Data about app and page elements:
☆ ☆ ☆ ☆ ☆ ☆ ☆

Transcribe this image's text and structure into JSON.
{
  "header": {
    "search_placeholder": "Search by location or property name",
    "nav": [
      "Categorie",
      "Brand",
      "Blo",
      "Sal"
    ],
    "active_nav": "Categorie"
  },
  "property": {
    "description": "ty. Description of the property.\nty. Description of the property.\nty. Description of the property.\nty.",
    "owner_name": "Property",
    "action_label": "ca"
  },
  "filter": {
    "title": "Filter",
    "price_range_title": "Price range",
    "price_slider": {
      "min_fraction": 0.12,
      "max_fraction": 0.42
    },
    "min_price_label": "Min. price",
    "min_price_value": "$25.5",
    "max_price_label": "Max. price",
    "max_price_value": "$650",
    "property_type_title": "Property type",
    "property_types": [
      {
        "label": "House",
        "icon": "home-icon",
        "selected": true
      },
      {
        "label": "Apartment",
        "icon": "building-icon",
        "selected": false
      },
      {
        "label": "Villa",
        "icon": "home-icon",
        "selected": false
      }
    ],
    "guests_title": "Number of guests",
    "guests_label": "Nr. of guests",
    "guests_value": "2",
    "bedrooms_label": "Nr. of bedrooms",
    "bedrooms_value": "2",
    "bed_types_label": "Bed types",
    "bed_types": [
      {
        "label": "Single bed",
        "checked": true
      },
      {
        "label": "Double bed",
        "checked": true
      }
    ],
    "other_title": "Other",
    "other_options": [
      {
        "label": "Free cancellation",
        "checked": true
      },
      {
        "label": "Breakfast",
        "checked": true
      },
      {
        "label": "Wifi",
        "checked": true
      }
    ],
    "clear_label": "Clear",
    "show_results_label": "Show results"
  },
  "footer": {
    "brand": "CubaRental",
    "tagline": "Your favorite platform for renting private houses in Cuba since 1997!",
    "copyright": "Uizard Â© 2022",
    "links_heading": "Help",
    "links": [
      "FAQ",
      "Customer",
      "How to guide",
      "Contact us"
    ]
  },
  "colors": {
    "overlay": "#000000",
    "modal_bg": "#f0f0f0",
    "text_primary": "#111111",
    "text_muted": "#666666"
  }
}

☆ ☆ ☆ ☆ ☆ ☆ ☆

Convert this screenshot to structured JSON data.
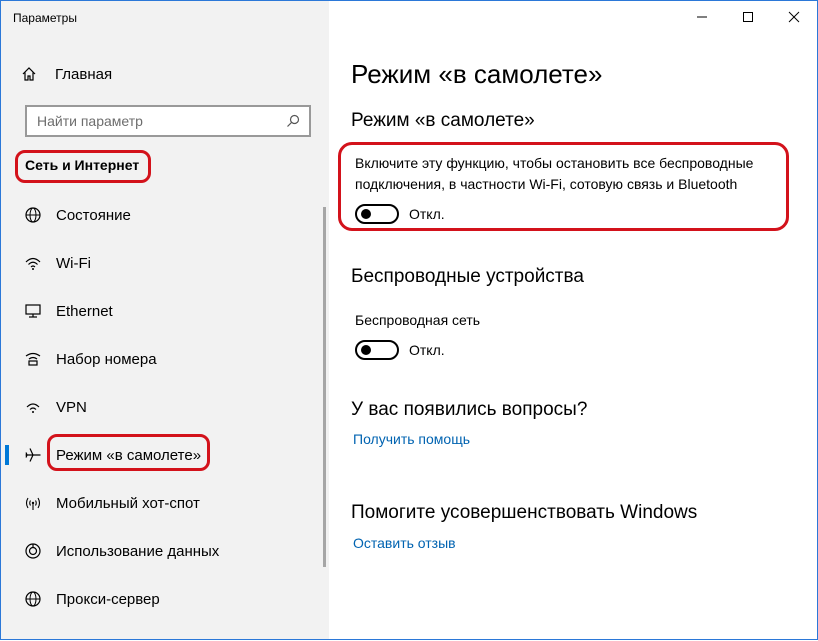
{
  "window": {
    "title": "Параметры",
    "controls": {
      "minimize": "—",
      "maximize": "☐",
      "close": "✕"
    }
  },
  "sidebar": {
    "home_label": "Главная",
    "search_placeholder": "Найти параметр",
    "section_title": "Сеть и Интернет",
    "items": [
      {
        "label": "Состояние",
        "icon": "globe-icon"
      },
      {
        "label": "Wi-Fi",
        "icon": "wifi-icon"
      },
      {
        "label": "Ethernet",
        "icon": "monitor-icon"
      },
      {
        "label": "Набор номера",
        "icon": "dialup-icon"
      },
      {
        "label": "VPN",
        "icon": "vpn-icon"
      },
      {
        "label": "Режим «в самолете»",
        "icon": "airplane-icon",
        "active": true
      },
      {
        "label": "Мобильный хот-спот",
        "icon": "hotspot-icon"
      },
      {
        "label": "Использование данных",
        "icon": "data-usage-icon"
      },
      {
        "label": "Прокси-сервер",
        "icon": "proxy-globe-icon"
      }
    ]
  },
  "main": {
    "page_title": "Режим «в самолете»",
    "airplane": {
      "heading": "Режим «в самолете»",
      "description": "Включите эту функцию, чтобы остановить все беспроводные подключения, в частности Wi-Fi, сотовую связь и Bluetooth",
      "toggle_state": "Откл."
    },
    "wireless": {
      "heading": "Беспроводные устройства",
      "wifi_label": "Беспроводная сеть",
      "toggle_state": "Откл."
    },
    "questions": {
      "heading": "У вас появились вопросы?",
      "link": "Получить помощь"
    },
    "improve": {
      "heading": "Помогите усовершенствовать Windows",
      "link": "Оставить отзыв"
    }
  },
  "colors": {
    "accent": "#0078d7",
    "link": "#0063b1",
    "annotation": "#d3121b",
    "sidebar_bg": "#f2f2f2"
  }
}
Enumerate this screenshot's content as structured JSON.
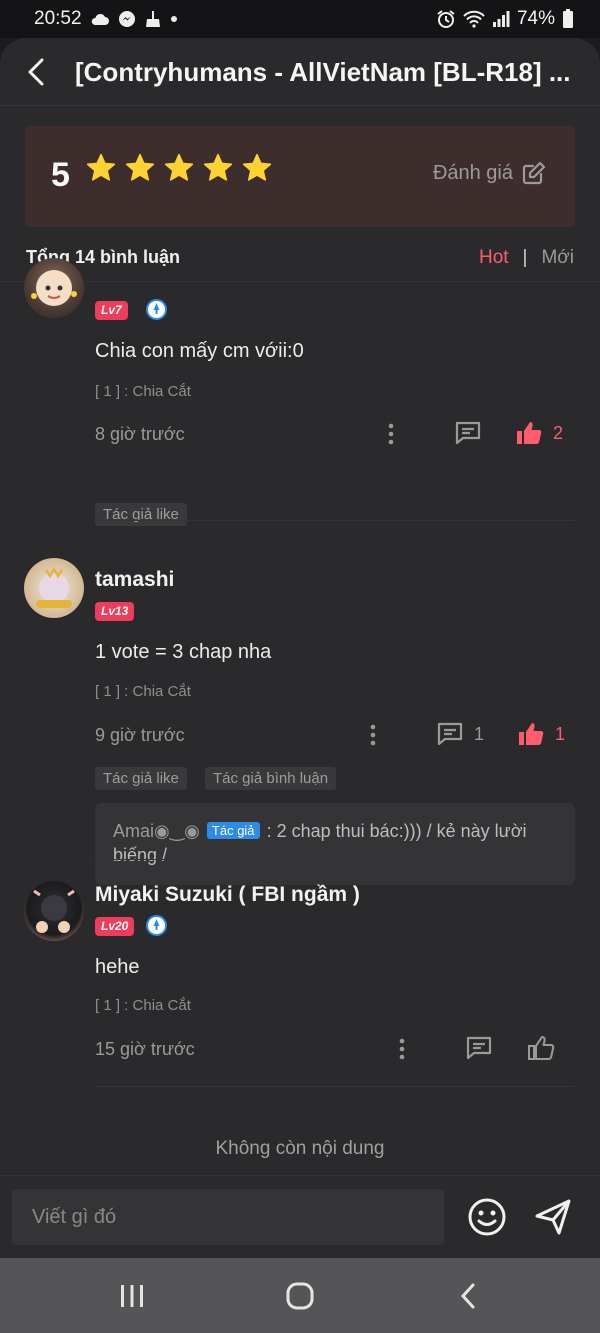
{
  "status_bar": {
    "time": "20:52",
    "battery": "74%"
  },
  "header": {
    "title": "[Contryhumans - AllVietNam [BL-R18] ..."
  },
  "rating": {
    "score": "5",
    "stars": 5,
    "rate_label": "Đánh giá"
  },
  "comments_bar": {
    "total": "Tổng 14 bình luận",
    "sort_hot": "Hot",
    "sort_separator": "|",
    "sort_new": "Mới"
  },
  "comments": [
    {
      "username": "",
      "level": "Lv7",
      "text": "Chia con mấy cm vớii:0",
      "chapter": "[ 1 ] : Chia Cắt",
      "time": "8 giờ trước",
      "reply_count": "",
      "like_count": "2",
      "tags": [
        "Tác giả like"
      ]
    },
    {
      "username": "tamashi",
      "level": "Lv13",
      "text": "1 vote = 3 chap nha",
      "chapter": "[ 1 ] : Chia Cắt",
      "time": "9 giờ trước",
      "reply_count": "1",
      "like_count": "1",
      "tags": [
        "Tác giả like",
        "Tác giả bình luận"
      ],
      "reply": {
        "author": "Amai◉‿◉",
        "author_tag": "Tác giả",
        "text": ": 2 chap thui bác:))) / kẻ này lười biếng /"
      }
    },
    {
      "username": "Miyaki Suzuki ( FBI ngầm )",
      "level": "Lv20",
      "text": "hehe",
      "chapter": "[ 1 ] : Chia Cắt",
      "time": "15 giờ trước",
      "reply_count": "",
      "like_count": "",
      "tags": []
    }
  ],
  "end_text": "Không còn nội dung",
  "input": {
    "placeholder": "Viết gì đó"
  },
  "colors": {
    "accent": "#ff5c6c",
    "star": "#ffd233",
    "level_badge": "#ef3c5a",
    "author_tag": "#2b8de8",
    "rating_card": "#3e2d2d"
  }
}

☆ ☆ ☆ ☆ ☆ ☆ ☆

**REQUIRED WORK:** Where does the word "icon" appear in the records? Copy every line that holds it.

**TASK ANSWER:**
        "icon": "home-icon",
        "icon": "building-icon",
        "icon": "home-icon",
        "icon": "globe-icon"
        "icon": "wifi-icon"
        "icon": "monitor-icon"
        "icon": "dialup-icon"
        "icon": "vpn-icon"
        "icon": "airplane-icon",
        "icon": "hotspot-icon"
        "icon": "data-usage-icon"
        "icon": "proxy-globe-icon"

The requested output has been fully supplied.